Fueling the fire are dual Walboro 255lph fuel pumps supplying enough flow to fill a good-sized bathtub in a matter of minutes. From the tank, dual -8 stainless steel hoses prime the Virtual Works fuel rail that is regulated by a Walboro regulator. Igniting the compressed mixture is an AEM CDi ignition box controlled by an AEM EMS. Analyzing the air/fuel mixture to ensure maximum output is an AEM UEGO 02 sensor relaying information to the EMS box.
Not afraid of getting his hands dirty, Michael rolled up his sleeves and set up the suspension himself. He selected front and rear H&R shocks and coil springs to bring the SC closer to the tarmac.

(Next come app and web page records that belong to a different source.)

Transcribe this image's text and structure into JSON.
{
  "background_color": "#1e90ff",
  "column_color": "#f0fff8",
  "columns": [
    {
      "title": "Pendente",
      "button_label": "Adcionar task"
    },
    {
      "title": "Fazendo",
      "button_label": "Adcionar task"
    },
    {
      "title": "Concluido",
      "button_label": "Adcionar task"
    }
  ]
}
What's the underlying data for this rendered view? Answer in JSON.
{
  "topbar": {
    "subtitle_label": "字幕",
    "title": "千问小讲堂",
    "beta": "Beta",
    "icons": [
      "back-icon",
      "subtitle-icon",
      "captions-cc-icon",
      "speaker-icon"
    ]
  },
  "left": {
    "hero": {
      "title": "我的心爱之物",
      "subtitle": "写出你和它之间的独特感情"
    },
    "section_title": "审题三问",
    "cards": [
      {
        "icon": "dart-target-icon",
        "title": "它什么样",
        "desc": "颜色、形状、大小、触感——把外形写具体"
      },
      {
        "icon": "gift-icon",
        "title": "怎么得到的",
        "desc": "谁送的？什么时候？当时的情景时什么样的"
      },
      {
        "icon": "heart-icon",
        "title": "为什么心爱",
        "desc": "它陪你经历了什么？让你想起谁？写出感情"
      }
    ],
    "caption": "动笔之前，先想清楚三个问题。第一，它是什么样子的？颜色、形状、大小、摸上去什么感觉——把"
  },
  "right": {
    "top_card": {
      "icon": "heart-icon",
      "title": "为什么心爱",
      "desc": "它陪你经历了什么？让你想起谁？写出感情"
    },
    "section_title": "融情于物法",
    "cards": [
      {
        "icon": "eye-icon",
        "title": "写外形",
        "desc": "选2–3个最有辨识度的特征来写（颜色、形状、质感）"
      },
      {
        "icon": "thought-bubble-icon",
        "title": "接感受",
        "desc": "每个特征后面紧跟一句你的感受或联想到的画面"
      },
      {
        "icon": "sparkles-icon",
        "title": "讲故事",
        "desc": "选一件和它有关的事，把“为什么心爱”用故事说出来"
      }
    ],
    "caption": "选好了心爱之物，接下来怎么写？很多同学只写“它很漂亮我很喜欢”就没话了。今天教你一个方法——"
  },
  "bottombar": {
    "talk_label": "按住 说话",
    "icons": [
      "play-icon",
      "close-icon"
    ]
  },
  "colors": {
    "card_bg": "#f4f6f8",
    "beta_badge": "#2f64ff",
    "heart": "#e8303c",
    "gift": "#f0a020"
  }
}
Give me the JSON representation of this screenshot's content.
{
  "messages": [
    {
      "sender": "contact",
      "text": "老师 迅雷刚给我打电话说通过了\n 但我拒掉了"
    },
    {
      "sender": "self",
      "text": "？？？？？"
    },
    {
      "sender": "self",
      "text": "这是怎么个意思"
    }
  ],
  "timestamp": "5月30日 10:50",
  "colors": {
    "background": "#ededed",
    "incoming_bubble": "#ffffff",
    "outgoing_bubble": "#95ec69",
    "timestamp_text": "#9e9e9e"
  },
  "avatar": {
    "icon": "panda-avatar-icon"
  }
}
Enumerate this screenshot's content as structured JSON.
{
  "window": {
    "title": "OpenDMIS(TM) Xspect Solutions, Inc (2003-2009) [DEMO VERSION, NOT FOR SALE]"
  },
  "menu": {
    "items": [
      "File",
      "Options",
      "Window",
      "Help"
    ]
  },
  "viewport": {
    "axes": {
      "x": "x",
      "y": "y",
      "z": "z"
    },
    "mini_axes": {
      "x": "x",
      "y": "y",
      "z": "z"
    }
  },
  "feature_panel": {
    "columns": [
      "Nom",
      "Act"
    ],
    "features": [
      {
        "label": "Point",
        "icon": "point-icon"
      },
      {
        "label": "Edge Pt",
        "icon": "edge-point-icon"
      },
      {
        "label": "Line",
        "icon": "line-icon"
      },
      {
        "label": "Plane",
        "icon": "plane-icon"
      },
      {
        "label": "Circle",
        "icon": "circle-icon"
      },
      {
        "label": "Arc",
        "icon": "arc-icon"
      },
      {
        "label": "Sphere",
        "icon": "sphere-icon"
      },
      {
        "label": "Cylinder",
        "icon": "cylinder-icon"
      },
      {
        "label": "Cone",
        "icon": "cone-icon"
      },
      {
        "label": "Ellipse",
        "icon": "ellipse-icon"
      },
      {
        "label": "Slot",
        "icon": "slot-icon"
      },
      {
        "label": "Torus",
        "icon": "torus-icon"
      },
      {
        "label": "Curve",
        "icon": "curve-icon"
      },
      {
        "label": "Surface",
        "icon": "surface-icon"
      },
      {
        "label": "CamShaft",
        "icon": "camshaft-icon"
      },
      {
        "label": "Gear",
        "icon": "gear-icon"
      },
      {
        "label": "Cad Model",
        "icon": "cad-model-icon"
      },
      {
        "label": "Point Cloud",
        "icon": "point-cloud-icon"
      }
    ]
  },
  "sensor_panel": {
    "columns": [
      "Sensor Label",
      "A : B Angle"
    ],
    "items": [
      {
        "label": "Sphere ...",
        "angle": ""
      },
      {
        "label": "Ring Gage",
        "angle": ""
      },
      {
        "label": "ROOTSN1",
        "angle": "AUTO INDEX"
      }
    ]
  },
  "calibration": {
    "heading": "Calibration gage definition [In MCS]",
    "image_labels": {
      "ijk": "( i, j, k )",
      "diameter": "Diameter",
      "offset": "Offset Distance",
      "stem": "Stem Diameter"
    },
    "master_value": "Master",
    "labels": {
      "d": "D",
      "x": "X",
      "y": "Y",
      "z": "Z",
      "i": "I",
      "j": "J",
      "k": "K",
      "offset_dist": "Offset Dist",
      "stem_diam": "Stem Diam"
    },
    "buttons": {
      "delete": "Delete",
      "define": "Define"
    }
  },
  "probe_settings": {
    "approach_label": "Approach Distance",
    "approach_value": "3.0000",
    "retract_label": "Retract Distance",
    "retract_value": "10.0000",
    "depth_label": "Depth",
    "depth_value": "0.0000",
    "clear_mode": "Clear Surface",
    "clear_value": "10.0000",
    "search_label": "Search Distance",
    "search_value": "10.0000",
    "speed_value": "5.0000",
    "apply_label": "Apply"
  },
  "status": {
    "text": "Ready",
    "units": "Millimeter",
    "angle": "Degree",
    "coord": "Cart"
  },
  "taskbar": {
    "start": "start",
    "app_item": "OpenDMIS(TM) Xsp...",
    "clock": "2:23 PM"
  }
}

Borrowed from a Supra twin turbo are front brake calipers equipped with TRD pads. Stopping power is further aided by Goodrich brake lines and Motul 600 brake fluid.
Enclosing the brakes are 19-inch iForged Aero wheels running 9.5-inches wide up front and a fat 10-inches in the rear. Michael opted to go with two different brands of tires for the front and rear. With the front of the SC running 255/35 Michelin PS2 while the rears are 285/35 Pirelli Corsa Rossa gumballs.
Last but not least, Michael is held snug during his racing by a RaceTech 4009 WHR bucket seat and harness. We can personally confirm that this race seat and harness are needed as Michael appears to engage in numerous road battles.
On the way to the photo shoot he blew away a turbocharged 240SX on a freeway entrance ramp. Then while at the photo shoot a Yamaha R6 then came up whom Mike had previously beat on a freeway race. Apparently the sport-bike rider recognized his purple opponent and stopped to congratulate Michael on a good race.
You know you have one hell of a car when your losing opponent actually gives you props for how badly you blew him away. But then again, Michael doesn't actually race-didn't you see his license plate? His car "gos slo."
With all that being said and done, what was once conceived as a poor man's Supra actually turned into a really nice car - both in terms of appearance and performance. Michael would like to thank the following people: Dana Westover and Ben Waage from Virtual Works, Roland Graef from H&R Springs, Brian Oleshack from RaceTech Seats North America, and Vincent Wong from iForged.